Exercise instructions —
Report every line of the data where the string "value" appears.
= Beginning of Section =
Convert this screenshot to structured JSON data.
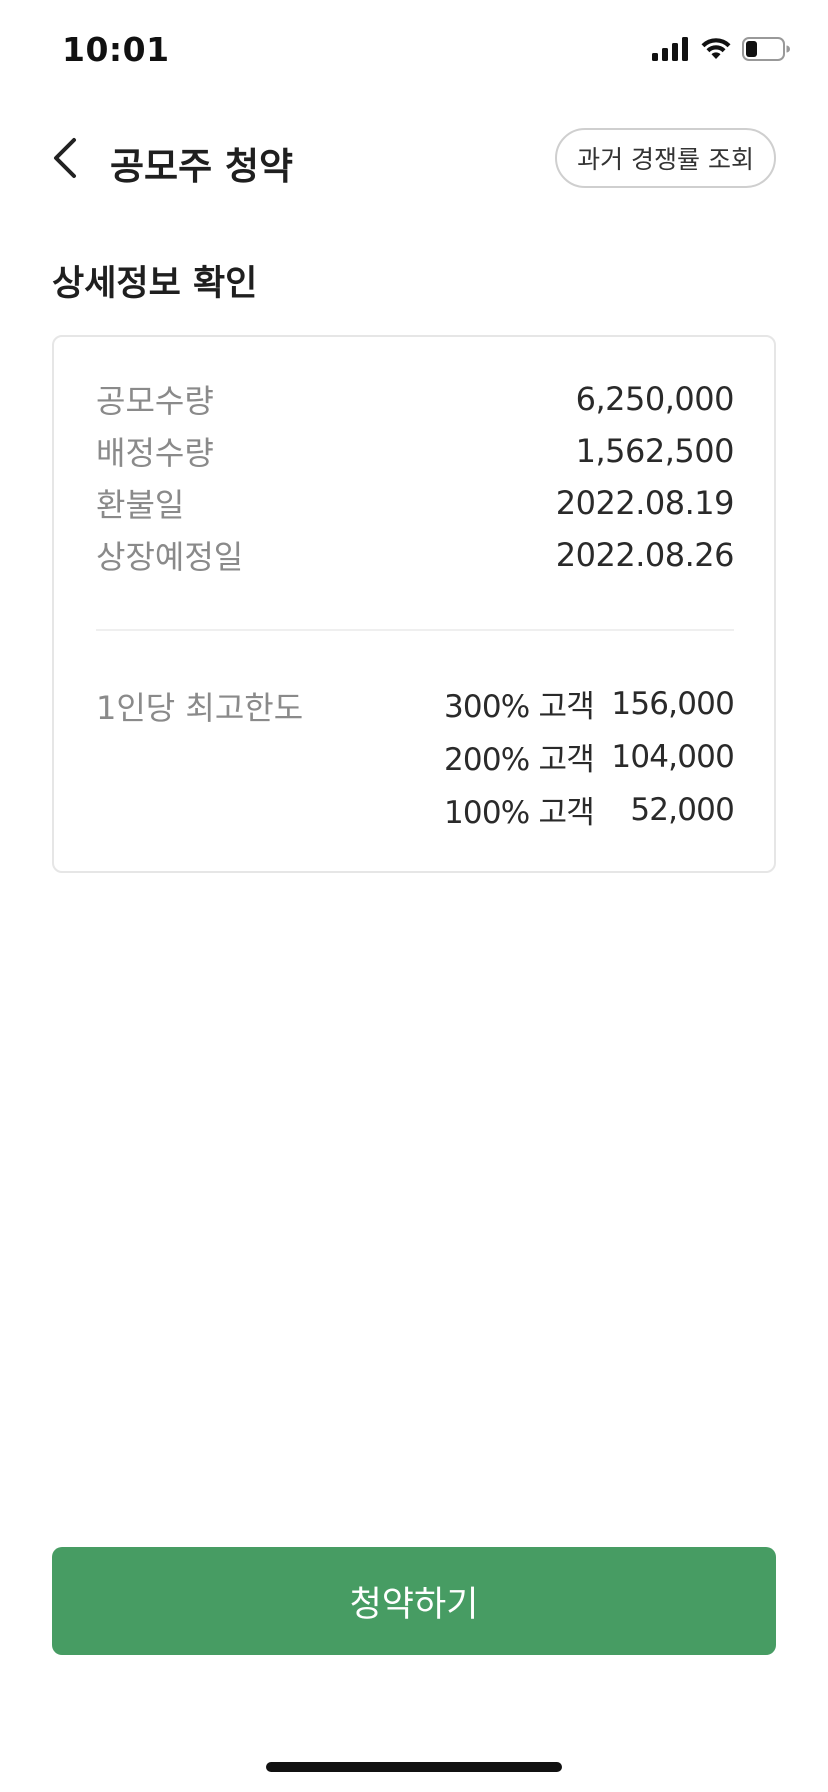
{
  "status_bar": {
    "time": "10:01",
    "icons": [
      "cellular-signal-icon",
      "wifi-icon",
      "battery-icon"
    ]
  },
  "header": {
    "title": "공모주 청약",
    "history_button_label": "과거 경쟁률 조회"
  },
  "section": {
    "title": "상세정보 확인"
  },
  "details": [
    {
      "label": "공모수량",
      "value": "6,250,000"
    },
    {
      "label": "배정수량",
      "value": "1,562,500"
    },
    {
      "label": "환불일",
      "value": "2022.08.19"
    },
    {
      "label": "상장예정일",
      "value": "2022.08.26"
    }
  ],
  "limit": {
    "label": "1인당 최고한도",
    "tiers": [
      {
        "tier": "300% 고객",
        "amount": "156,000"
      },
      {
        "tier": "200% 고객",
        "amount": "104,000"
      },
      {
        "tier": "100% 고객",
        "amount": "52,000"
      }
    ]
  },
  "subscribe_button_label": "청약하기",
  "colors": {
    "primary": "#479c63",
    "label_gray": "#8a8a8a",
    "border": "#e6e6e6"
  }
}
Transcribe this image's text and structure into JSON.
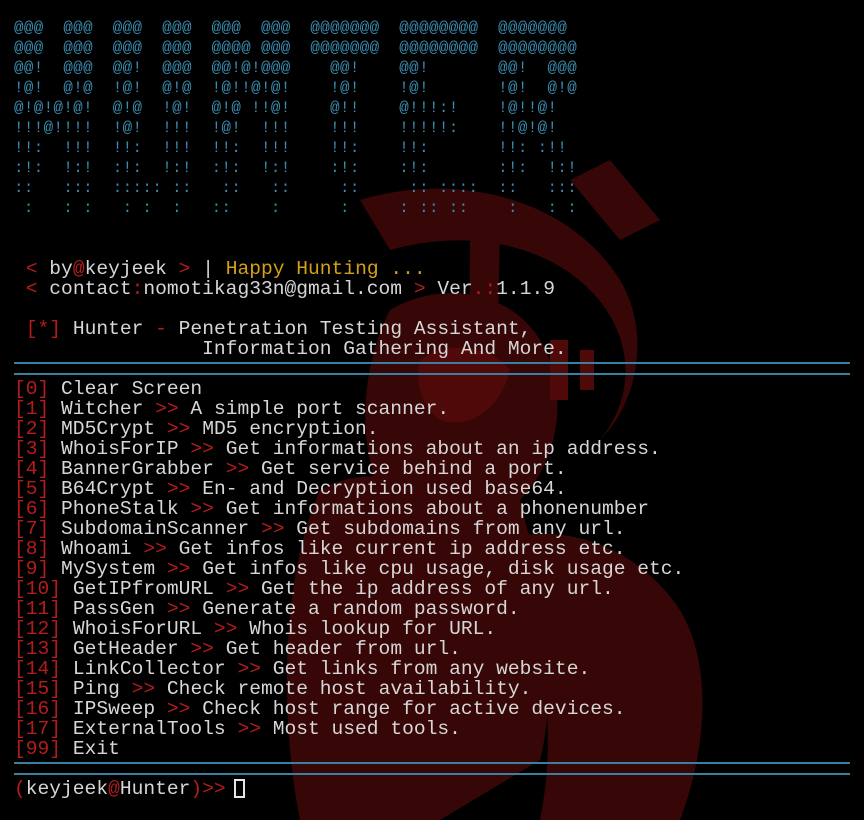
{
  "banner": {
    "lines": [
      "@@@  @@@  @@@  @@@  @@@  @@@  @@@@@@@  @@@@@@@@  @@@@@@@ ",
      "@@@  @@@  @@@  @@@  @@@@ @@@  @@@@@@@  @@@@@@@@  @@@@@@@@",
      "@@!  @@@  @@!  @@@  @@!@!@@@    @@!    @@!       @@!  @@@",
      "!@!  @!@  !@!  @!@  !@!!@!@!    !@!    !@!       !@!  @!@",
      "@!@!@!@!  @!@  !@!  @!@ !!@!    @!!    @!!!:!    !@!!@!  ",
      "!!!@!!!!  !@!  !!!  !@!  !!!    !!!    !!!!!:    !!@!@!  ",
      "!!:  !!!  !!:  !!!  !!:  !!!    !!:    !!:       !!: :!! ",
      ":!:  !:!  :!:  !:!  :!:  !:!    :!:    :!:       :!:  !:!",
      "::   :::  ::::: ::   ::   ::     ::     :: ::::  ::   :::",
      " :   : :   : :  :   ::    :      :     : :: ::    :   : :"
    ]
  },
  "info": {
    "lt": "<",
    "by": "by",
    "at": "@",
    "author": "keyjeek",
    "gt": ">",
    "pipe": "|",
    "tagline": "Happy Hunting ...",
    "contact_label": "contact",
    "colon": ":",
    "email": "nomotikag33n@gmail.com",
    "ver_label": "Ver",
    "ver_sep": ".:",
    "version": "1.1.9"
  },
  "description": {
    "marker": "[*]",
    "name": "Hunter",
    "dash": "-",
    "line1": "Penetration Testing Assistant,",
    "line2": "Information Gathering And More."
  },
  "menu": {
    "items": [
      {
        "num": "[0]",
        "label": "Clear Screen",
        "arrow": "",
        "desc": ""
      },
      {
        "num": "[1]",
        "label": "Witcher",
        "arrow": ">>",
        "desc": "A simple port scanner."
      },
      {
        "num": "[2]",
        "label": "MD5Crypt",
        "arrow": ">>",
        "desc": "MD5 encryption."
      },
      {
        "num": "[3]",
        "label": "WhoisForIP",
        "arrow": ">>",
        "desc": "Get informations about an ip address."
      },
      {
        "num": "[4]",
        "label": "BannerGrabber",
        "arrow": ">>",
        "desc": "Get service behind a port."
      },
      {
        "num": "[5]",
        "label": "B64Crypt",
        "arrow": ">>",
        "desc": "En- and Decryption used base64."
      },
      {
        "num": "[6]",
        "label": "PhoneStalk",
        "arrow": ">>",
        "desc": "Get informations about a phonenumber"
      },
      {
        "num": "[7]",
        "label": "SubdomainScanner",
        "arrow": ">>",
        "desc": "Get subdomains from any url."
      },
      {
        "num": "[8]",
        "label": "Whoami",
        "arrow": ">>",
        "desc": "Get infos like current ip address etc."
      },
      {
        "num": "[9]",
        "label": "MySystem",
        "arrow": ">>",
        "desc": "Get infos like cpu usage, disk usage etc."
      },
      {
        "num": "[10]",
        "label": "GetIPfromURL",
        "arrow": ">>",
        "desc": "Get the ip address of any url."
      },
      {
        "num": "[11]",
        "label": "PassGen",
        "arrow": ">>",
        "desc": "Generate a random password."
      },
      {
        "num": "[12]",
        "label": "WhoisForURL",
        "arrow": ">>",
        "desc": "Whois lookup for URL."
      },
      {
        "num": "[13]",
        "label": "GetHeader",
        "arrow": ">>",
        "desc": "Get header from url."
      },
      {
        "num": "[14]",
        "label": "LinkCollector",
        "arrow": ">>",
        "desc": "Get links from any website."
      },
      {
        "num": "[15]",
        "label": "Ping",
        "arrow": ">>",
        "desc": "Check remote host availability."
      },
      {
        "num": "[16]",
        "label": "IPSweep",
        "arrow": ">>",
        "desc": "Check host range for active devices."
      },
      {
        "num": "[17]",
        "label": "ExternalTools",
        "arrow": ">>",
        "desc": "Most used tools."
      },
      {
        "num": "[99]",
        "label": "Exit",
        "arrow": "",
        "desc": ""
      }
    ]
  },
  "prompt": {
    "open": "(",
    "user": "keyjeek",
    "at": "@",
    "host": "Hunter",
    "close": ")",
    "symbol": ">>"
  },
  "colors": {
    "background": "#000000",
    "banner": "#3a8db0",
    "accent_red": "#b41c1c",
    "tagline_yellow": "#d4a017",
    "text": "#d6d6d6",
    "separator": "#3b7ea0",
    "bg_art": "#5a0b0b"
  }
}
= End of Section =
Solved exercise —
      "value": "6,250,000"
      "value": "1,562,500"
      "value": "2022.08.19"
      "value": "2022.08.26"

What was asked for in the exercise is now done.